### PROBLEM DESCRIPTION
Say how many lines in the material below hold the word "source", and say nothing else.

### DATASET RECORDS
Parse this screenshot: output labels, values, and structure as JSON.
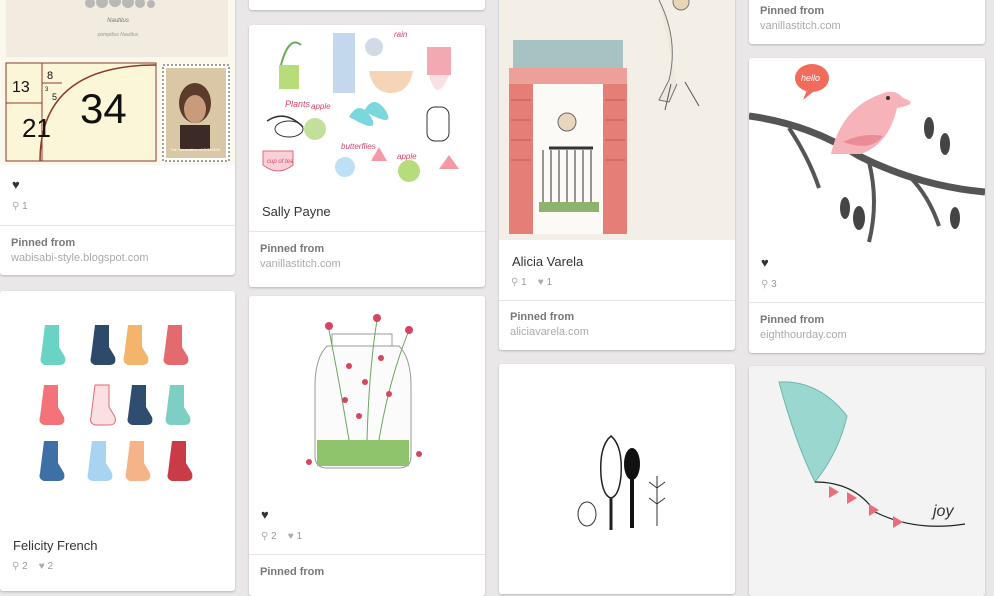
{
  "pins": {
    "nautilus": {
      "nautilus_caption_1": "Nautilus",
      "nautilus_caption_2": "pompilius Nautilus",
      "fib": [
        "13",
        "8",
        "5",
        "34",
        "21",
        "3"
      ],
      "stamp_text": "The Generation of DOMINIK",
      "repin_count": "1",
      "pinned_from": "Pinned from",
      "source": "wabisabi-style.blogspot.com"
    },
    "sally": {
      "description": "Sally Payne",
      "pinned_from": "Pinned from",
      "source": "vanillastitch.com",
      "art_words": [
        "Plants",
        "rain",
        "apple",
        "butterflies",
        "cup of tea",
        "apple"
      ]
    },
    "alicia": {
      "description": "Alicia Varela",
      "repin_count": "1",
      "like_count": "1",
      "pinned_from": "Pinned from",
      "source": "aliciavarela.com"
    },
    "topright": {
      "pinned_from": "Pinned from",
      "source": "vanillastitch.com"
    },
    "bird": {
      "bubble_text": "hello",
      "repin_count": "3",
      "pinned_from": "Pinned from",
      "source": "eighthourday.com"
    },
    "socks": {
      "description": "Felicity French",
      "repin_count": "2",
      "like_count": "2"
    },
    "jar": {
      "repin_count": "2",
      "like_count": "1",
      "pinned_from": "Pinned from"
    },
    "kite": {
      "kite_text": "joy"
    }
  },
  "icons": {
    "heart": "♥",
    "repin": "⚲",
    "like": "♥"
  },
  "colors": {
    "background": "#e9e7e7",
    "card": "#ffffff",
    "text": "#333333",
    "muted": "#999999",
    "pink": "#e88a95",
    "teal": "#8fd3c8"
  }
}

### SOLVED EXERCISE
5